## Exercise
Check every line of the entries below for "logout", and copy the lines that have it.

Records from a dataset:
--- START ---

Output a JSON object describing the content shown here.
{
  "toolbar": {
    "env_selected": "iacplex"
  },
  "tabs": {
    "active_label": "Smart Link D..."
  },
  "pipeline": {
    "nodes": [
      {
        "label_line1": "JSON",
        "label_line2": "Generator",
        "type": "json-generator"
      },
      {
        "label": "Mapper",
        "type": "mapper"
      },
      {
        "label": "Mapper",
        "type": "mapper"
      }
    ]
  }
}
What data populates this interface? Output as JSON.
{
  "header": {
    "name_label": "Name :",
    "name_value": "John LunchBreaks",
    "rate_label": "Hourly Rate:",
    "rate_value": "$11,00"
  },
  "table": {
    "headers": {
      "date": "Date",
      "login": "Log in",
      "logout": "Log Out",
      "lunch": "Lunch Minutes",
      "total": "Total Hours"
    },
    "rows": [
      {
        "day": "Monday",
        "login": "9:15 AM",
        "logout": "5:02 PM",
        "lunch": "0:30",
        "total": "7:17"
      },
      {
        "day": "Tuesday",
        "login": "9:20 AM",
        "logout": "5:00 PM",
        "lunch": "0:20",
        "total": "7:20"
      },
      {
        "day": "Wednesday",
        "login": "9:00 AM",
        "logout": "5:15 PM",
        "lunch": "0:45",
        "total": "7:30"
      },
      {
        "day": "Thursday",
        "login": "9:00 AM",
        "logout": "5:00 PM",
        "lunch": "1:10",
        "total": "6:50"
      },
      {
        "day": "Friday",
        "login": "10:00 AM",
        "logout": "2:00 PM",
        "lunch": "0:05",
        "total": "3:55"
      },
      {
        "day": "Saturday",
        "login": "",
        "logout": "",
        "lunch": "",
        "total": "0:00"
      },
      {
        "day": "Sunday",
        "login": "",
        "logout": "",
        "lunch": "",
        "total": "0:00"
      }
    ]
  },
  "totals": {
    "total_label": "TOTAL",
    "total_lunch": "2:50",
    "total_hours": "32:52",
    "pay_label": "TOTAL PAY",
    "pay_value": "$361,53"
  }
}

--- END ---

## Answer area
      "logout": "Log Out",
        "logout": "5:02 PM",
        "logout": "5:00 PM",
        "logout": "5:15 PM",
        "logout": "5:00 PM",
        "logout": "2:00 PM",
        "logout": "",
        "logout": "",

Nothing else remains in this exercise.